Task description
Restate every line below word for word, but drop each picture.

___ Record set

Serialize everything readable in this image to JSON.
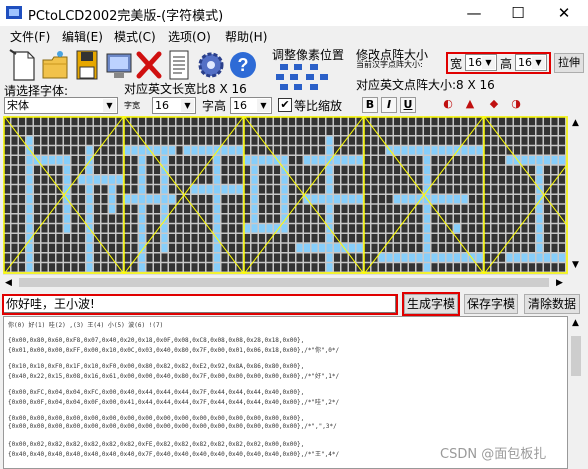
{
  "window": {
    "title": "PCtoLCD2002完美版-(字符模式)",
    "minimize": "—",
    "maximize": "☐",
    "close": "✕"
  },
  "menu": [
    "文件(F)",
    "编辑(E)",
    "模式(C)",
    "选项(O)",
    "帮助(H)"
  ],
  "toolbar": {
    "adjust_pixel_label": "调整像素位置",
    "modify_dot_label": "修改点阵大小",
    "current_hanzi_size_label": "当前汉字点阵大小:",
    "width_label": "宽",
    "width_value": "16",
    "height_label": "高",
    "height_value": "16",
    "stretch_label": "拉伸",
    "ascii_size_label": "对应英文点阵大小:8 X 16",
    "select_font_label": "请选择字体:",
    "ascii_width_label": "对应英文长宽比8 X 16",
    "font_value": "宋体",
    "char_width_label": "字宽",
    "char_width_value": "16",
    "char_height_label": "字高",
    "char_height_value": "16",
    "proportional_label": "等比缩放",
    "proportional_checked": true,
    "bold_label": "B",
    "italic_label": "I",
    "underline_label": "U"
  },
  "dot_matrix": {
    "rows": 16,
    "cols": 75,
    "on_color": "#87cefa",
    "off_color": "#333333",
    "bg_color": "#c8c8c8",
    "guide_color": "#ffff00",
    "char_count": 4.6
  },
  "input": {
    "text": "你好哇，王小波!",
    "generate_button": "生成字模",
    "save_button": "保存字模",
    "clear_button": "清除数据"
  },
  "output": {
    "index_line": "你(0) 好(1) 哇(2) ,(3) 王(4) 小(5) 波(6) !(7)",
    "blocks": [
      [
        "{0x00,0x80,0x60,0xF8,0x07,0x40,0x20,0x18,0x0F,0x08,0xC8,0x08,0x08,0x28,0x18,0x00},",
        "{0x01,0x00,0x00,0xFF,0x00,0x10,0x0C,0x03,0x40,0x80,0x7F,0x00,0x01,0x06,0x18,0x00},/*\"你\",0*/"
      ],
      [
        "{0x10,0x10,0xF0,0x1F,0x10,0xF0,0x00,0x80,0x82,0x82,0xE2,0x92,0x8A,0x86,0x80,0x00},",
        "{0x40,0x22,0x15,0x08,0x16,0x61,0x00,0x00,0x40,0x80,0x7F,0x00,0x00,0x00,0x00,0x00},/*\"好\",1*/"
      ],
      [
        "{0x00,0xFC,0x04,0x04,0xFC,0x00,0x40,0x44,0x44,0x44,0x7F,0x44,0x44,0x44,0x40,0x00},",
        "{0x00,0x0F,0x04,0x04,0x0F,0x00,0x41,0x44,0x44,0x44,0x7F,0x44,0x44,0x44,0x40,0x00},/*\"哇\",2*/"
      ],
      [
        "{0x00,0x00,0x00,0x00,0x00,0x00,0x00,0x00,0x00,0x00,0x00,0x00,0x00,0x00,0x00,0x00},",
        "{0x00,0x00,0x00,0x00,0x00,0x00,0x00,0x00,0x00,0x00,0x00,0x00,0x00,0x00,0x00,0x00},/*\",\",3*/"
      ],
      [
        "{0x00,0x02,0x82,0x82,0x82,0x82,0x82,0xFE,0x82,0x82,0x82,0x82,0x82,0x02,0x00,0x00},",
        "{0x40,0x40,0x40,0x40,0x40,0x40,0x40,0x7F,0x40,0x40,0x40,0x40,0x40,0x40,0x40,0x00},/*\"王\",4*/"
      ]
    ]
  },
  "watermark": "CSDN @面包板扎"
}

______

Result of this task
Serialize everything readable in this image to JSON.
{
  "window": {
    "title": "PCtoLCD2002完美版-(字符模式)",
    "minimize": "—",
    "maximize": "☐",
    "close": "✕"
  },
  "menu": [
    "文件(F)",
    "编辑(E)",
    "模式(C)",
    "选项(O)",
    "帮助(H)"
  ],
  "toolbar": {
    "adjust_pixel_label": "调整像素位置",
    "modify_dot_label": "修改点阵大小",
    "current_hanzi_size_label": "当前汉字点阵大小:",
    "width_label": "宽",
    "width_value": "16",
    "height_label": "高",
    "height_value": "16",
    "stretch_label": "拉伸",
    "ascii_size_label": "对应英文点阵大小:8 X 16",
    "select_font_label": "请选择字体:",
    "ascii_width_label": "对应英文长宽比8 X 16",
    "font_value": "宋体",
    "char_width_label": "字宽",
    "char_width_value": "16",
    "char_height_label": "字高",
    "char_height_value": "16",
    "proportional_label": "等比缩放",
    "proportional_checked": true,
    "bold_label": "B",
    "italic_label": "I",
    "underline_label": "U"
  },
  "dot_matrix": {
    "rows": 16,
    "cols": 75,
    "on_color": "#87cefa",
    "off_color": "#333333",
    "bg_color": "#c8c8c8",
    "guide_color": "#ffff00",
    "char_count": 4.6
  },
  "input": {
    "text": "你好哇，王小波!",
    "generate_button": "生成字模",
    "save_button": "保存字模",
    "clear_button": "清除数据"
  },
  "output": {
    "index_line": "你(0) 好(1) 哇(2) ,(3) 王(4) 小(5) 波(6) !(7)",
    "blocks": [
      [
        "{0x00,0x80,0x60,0xF8,0x07,0x40,0x20,0x18,0x0F,0x08,0xC8,0x08,0x08,0x28,0x18,0x00},",
        "{0x01,0x00,0x00,0xFF,0x00,0x10,0x0C,0x03,0x40,0x80,0x7F,0x00,0x01,0x06,0x18,0x00},/*\"你\",0*/"
      ],
      [
        "{0x10,0x10,0xF0,0x1F,0x10,0xF0,0x00,0x80,0x82,0x82,0xE2,0x92,0x8A,0x86,0x80,0x00},",
        "{0x40,0x22,0x15,0x08,0x16,0x61,0x00,0x00,0x40,0x80,0x7F,0x00,0x00,0x00,0x00,0x00},/*\"好\",1*/"
      ],
      [
        "{0x00,0xFC,0x04,0x04,0xFC,0x00,0x40,0x44,0x44,0x44,0x7F,0x44,0x44,0x44,0x40,0x00},",
        "{0x00,0x0F,0x04,0x04,0x0F,0x00,0x41,0x44,0x44,0x44,0x7F,0x44,0x44,0x44,0x40,0x00},/*\"哇\",2*/"
      ],
      [
        "{0x00,0x00,0x00,0x00,0x00,0x00,0x00,0x00,0x00,0x00,0x00,0x00,0x00,0x00,0x00,0x00},",
        "{0x00,0x00,0x00,0x00,0x00,0x00,0x00,0x00,0x00,0x00,0x00,0x00,0x00,0x00,0x00,0x00},/*\",\",3*/"
      ],
      [
        "{0x00,0x02,0x82,0x82,0x82,0x82,0x82,0xFE,0x82,0x82,0x82,0x82,0x82,0x02,0x00,0x00},",
        "{0x40,0x40,0x40,0x40,0x40,0x40,0x40,0x7F,0x40,0x40,0x40,0x40,0x40,0x40,0x40,0x00},/*\"王\",4*/"
      ]
    ]
  },
  "watermark": "CSDN @面包板扎"
}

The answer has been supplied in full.